## Exercise details
Give a verbatim copy of the data, leaving the pictures out.

Saved entries
—————

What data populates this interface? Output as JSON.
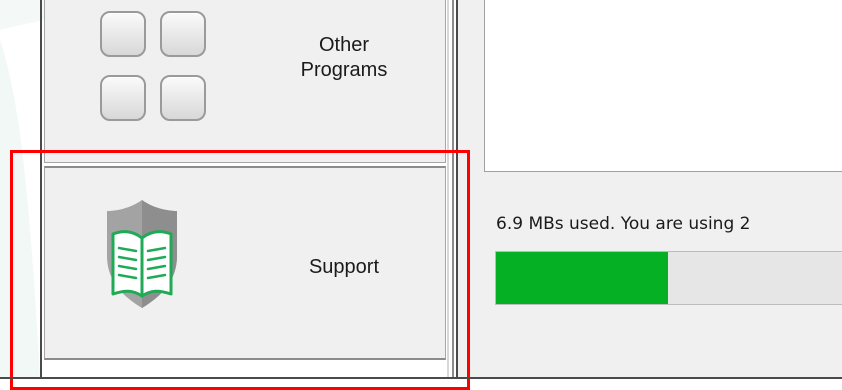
{
  "nav": {
    "other_programs_label": "Other\nPrograms",
    "support_label": "Support"
  },
  "storage": {
    "usage_text": "6.9 MBs used. You are using 2",
    "used_fraction": 0.48
  },
  "colors": {
    "progress_fill": "#06b025",
    "highlight": "#ff0000",
    "book_green": "#1faa55",
    "shield_gray": "#9a9a9a"
  },
  "icons": {
    "other_programs": "app-grid-icon",
    "support": "shield-book-icon"
  }
}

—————

## Your solution
What data populates this interface? Output as JSON.
{
  "nav": {
    "other_programs_label": "Other\nPrograms",
    "support_label": "Support"
  },
  "storage": {
    "usage_text": "6.9 MBs used. You are using 2",
    "used_fraction": 0.48
  },
  "colors": {
    "progress_fill": "#06b025",
    "highlight": "#ff0000",
    "book_green": "#1faa55",
    "shield_gray": "#9a9a9a"
  },
  "icons": {
    "other_programs": "app-grid-icon",
    "support": "shield-book-icon"
  }
}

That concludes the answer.